Is India prepared for Omicron?
MANY INDIANS would have loved to slam the door on 2021 with a loud bang of good riddance. Instead, celebrations for this new year proved muted. As the highly contagious Omicron variant of covid-19 started spreading in late December police in Mumbai, the country’s commercial hub, banned public gatherings. Half a dozen states, along with Delhi, the national capital, ordered night curfews. But it was not just government-imposed social distancing that dampened revelry. Barely seven months have passed since a ferocious wave of the Delta variant. Covid has left some 5m Indians dead, according to The Economist’s excess-death tracker (see chart 1), the world’s highest toll. Memories of loved ones gasping for breath, of overwhelmed hospitals turning away the dying and of the choking stench of mass cremations remain all too sharp. It was fear of a reprise of such terrors, more than fear of police lathis, that kept fireworks dry.There is no doubt that India is in for another massive wave. Paul Kattuman of Cambridge University, one of the creators of an India covid tracker that correctly predicted last year’s peak, describes the current growth trend as “super-exponential”. The reproduction rate of the virus, or R, which largely remained below the replacement level of 1.0 since last June, has since mid-December ticked inexorably upward, reaching 1.37 on January 1st. In the same period the national tally of daily cases quadrupled to just over 27,000. That is still a far cry from the 400,000 new cases a day reported when the second wave crested last May, but it is a matter of time before India scales this height again, and this is likely to be far below the true number. Systemic undercounting of cases and a pattern of spread from big cities mean that a better measure may be the proportion of PCR tests returning positive results.
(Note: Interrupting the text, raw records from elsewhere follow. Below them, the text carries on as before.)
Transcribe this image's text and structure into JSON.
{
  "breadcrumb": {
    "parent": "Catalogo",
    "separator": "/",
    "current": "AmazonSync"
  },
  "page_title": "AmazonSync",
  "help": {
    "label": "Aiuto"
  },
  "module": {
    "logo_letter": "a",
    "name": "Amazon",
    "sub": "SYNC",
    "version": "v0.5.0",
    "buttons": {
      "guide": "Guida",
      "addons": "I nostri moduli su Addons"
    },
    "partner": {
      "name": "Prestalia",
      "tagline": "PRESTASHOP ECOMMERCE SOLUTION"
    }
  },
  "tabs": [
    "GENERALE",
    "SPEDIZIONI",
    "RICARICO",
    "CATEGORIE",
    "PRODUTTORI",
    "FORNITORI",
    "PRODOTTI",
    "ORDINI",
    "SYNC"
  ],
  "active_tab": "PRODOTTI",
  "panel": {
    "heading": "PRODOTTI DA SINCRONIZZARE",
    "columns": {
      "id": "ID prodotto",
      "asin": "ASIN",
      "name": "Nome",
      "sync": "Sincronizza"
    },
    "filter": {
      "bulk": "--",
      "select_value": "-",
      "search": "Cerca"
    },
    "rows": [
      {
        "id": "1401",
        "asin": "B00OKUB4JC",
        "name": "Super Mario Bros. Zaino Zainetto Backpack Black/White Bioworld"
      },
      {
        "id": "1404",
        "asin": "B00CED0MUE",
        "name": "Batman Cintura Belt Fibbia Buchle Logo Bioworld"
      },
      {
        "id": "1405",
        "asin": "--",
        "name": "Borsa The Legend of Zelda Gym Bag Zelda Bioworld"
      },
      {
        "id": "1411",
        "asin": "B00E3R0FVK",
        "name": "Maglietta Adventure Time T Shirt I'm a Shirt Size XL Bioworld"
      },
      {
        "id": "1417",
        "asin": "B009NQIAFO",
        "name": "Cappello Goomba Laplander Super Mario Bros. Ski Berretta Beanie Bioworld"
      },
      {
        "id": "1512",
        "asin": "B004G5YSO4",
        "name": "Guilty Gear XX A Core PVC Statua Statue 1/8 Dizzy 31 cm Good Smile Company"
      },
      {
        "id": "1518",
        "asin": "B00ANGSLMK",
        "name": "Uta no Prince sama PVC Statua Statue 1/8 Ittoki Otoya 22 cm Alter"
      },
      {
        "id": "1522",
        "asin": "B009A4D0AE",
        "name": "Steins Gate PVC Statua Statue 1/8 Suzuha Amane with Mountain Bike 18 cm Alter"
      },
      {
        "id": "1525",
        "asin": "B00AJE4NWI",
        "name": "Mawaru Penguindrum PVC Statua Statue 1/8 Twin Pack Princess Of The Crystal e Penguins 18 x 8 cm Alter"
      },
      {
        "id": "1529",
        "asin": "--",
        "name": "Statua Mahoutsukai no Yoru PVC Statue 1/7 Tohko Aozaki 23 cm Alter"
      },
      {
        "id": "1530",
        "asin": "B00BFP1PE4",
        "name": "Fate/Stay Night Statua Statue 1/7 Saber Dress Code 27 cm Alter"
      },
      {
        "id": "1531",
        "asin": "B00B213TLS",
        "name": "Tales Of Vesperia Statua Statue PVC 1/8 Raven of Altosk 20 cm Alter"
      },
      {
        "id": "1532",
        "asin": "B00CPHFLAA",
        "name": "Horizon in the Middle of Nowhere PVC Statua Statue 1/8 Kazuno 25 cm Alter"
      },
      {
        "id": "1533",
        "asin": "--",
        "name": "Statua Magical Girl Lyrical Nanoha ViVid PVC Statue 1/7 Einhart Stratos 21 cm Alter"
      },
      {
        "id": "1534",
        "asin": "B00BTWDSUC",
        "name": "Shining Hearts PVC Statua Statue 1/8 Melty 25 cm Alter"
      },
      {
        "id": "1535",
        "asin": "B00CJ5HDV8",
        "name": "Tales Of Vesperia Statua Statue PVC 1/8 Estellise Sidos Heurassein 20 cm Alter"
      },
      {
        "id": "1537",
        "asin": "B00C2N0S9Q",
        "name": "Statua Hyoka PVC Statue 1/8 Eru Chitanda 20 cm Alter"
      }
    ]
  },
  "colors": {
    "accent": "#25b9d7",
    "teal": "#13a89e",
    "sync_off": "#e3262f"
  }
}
During last year’s peak this briefly topped 25% across India, but by December 27th had fallen to a low of 0.5%. In the days since, test positivity in Mumbai has shot up to 17% (see chart 2). In Kolkata, India’s third-biggest city, it has also passed 12%. In both Mumbai and Delhi (where positivity is also surging), Omicron is already the dominant strain. However ominous the new wave, India is now much better prepared. Last April the country’s vaccination campaign had scarcely begun; now, with around 1.45bn doses delivered, 44% of the population has been double-jabbed. Millions more have gained some resistance due to previous infection. A national sero-survey conducted in June and July found that 68% already carried covid antibodies. More recent antibody surveys revealed even higher levels of exposure: 87% in Mumbai in August and 97% in October in Delhi. Such studies cannot tell whether the antibodies came via vaccination or via previous infection. But 80% of children in the Delhi study were found to be carrying antibodies. Since under-18s have so far not been eligible for vaccination, this suggests that exposure to the virus has been extremely widespread. In other words, despite a failure to provide booster shots—the government belatedly declared it would start supplying what it quaintly calls “precautionary doses” only on January 10th—Indians may enjoy a level of “hybrid immunity” comparable to countries with higher vaccination rates. This profile is similar to South Africa, where Omicron was first detected and where the wave is now declining. Epidemiologists are hoping that in India, too, the variant may prove to be much less deadly than was at first feared. There are other reasons for cautious optimism. India’s medical system is relatively well prepared. Last year’s nightmare provided valuable lessons. Doctors say their teams are now more efficient as well as better equipped. Disgraced by catastrophic shortfalls in medical oxygen, the government has massively ramped up supply and streamlined distribution. Dozens of hospitals now have their own production units, and the country’s overall capacity is said to have grown by 50%. The impressive network of private relief groups that sprang into action last year, providing everything from free meals to ambulance services to oxygen concentrators, is also ready for redeployment. But even as evidence grows that Omicron is indeed less likely to cause severe disease or death than other covid variants, doctors also warn of dangers. The sheer size of India’s population, combined with crowded living conditions and the prevalence of exacerbating factors such as high rates of malnutrition, diabetes and tuberculosis could still place millions at high risk. As yet unprotected by booster shots, front-line workers are particularly exposed. At the best of times India has too few doctors, and too many concentrated in big cities. Even with milder symptoms and quicker recoveries there is a danger that a flood of infections among medical staff could cripple health care. “Getting reports of more and more health-care workers testing positive,” tweets a doctor messaging from one rapidly filling covid unit. “We needed boosters much before this wave started…Nobody listens or understands.” This doctor is not the only medical professional concerned about inadequate or misguided government policy. Last year’s wave left bureaucrats and politicians red-faced. They boasted about Indian-made vaccines while failing to supply enough to Indian citizens, and dawdled over crucial needs such as oxygen or the release of data about the virus. Most egregiously Narendra Modi, the prime minister, and other top members of his party encouraged huge religious gatherings and campaigned vigorously in state elections, holding giant public rallies in spite of the obviously spreading virus. This year’s rising wave again coincides with heated election battles in several Indian states. Even as politicians ordered schools shut and shops closed, their own mass roadshows and rallies have gone ahead. Pandemic be damned, it seems: India’s political show must go on.Dig deeperAll our stories relating to the pandemic can be found on our coronavirus hub. You can also find trackers showing the global roll-out of vaccines, excess deaths by country and the virus’s spread across Europe.